Other discounts can be used at the same time. A linkt account is required but it can be a rego matching one or the transponder type. I use the toll road maybe once every few years and have a rego matching account but save an extra dollar or two each time we top up.


Unleaded 91 locally is now down in the range of $1.60 to $1.70 before discount. Still expensive relative to a few months ago.

The high volume Shells on the M1 (QLD) going north seem to be stuck on a $1.80 (excuse rounding out the one tenth of a cent). It’s a premium for the convenience or a bit like a lazy tax for not shopping around before one leaves home? It certainly pays to check before hand.

For those after premium 98 or diesel the prices appear to have remained higher than expected.

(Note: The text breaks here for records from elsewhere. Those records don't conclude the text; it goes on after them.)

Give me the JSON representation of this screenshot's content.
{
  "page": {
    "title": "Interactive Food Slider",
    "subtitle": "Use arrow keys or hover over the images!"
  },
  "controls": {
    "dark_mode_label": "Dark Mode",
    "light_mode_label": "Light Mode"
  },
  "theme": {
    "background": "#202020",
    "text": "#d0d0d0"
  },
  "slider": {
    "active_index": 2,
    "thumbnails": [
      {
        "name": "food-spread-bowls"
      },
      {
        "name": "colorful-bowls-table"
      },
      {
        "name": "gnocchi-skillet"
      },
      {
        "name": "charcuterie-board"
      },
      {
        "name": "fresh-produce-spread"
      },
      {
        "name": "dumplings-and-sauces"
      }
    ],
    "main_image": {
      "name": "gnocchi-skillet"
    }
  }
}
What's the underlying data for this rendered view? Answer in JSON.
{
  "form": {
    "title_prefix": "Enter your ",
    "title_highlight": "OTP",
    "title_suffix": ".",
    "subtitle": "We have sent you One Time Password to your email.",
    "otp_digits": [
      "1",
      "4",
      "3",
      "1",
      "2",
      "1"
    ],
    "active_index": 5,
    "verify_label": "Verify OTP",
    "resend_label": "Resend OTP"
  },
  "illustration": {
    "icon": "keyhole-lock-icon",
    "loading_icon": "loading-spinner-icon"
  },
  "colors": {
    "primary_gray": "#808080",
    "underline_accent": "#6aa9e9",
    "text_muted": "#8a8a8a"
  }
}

Diesel is the predominant fuel used in transport. It would seem the temporary relief in fuel excise might not be as effective in keeping those related consumer costs down? It might need some further explaining, given we must now factor in electoral cycles to the fuel cycle equations?


Costco Bundamba on their Premium 98 still have a price of 168.7 cents/litre, E10 is 152.7 cents/litre and diesel is 176.7 cents/litre.


Costco at NorthLakes has the same pricing.

Up the road,
Shell - Coles Express at WildHorse Mtn (Coochin Ck) has U98 202.9 cpl and diesel 198.7 cpl.

It’s a significant difference for the convenience of the M1 although one can also load up at Hungry Jacks, MacD’s, Beefy’s Pies etc in the same stop.

Assume the same opportunities and disparity in pricing arises on the principle highways leading out of every Aussie capital. There are evidently sufficient numbers of customers to support the premium prices, and not so concerned about the cost.


It is routine to see two servos almost across from each other with a $0.05pl price difference and both are as busy as. ‘Points’? ‘Discounts’? Convenience being on the right side of the street? No diversion required especially when heading somewhere on the M1? A corporate card only valid at the one? Or as you wrote, not concerned about the costs.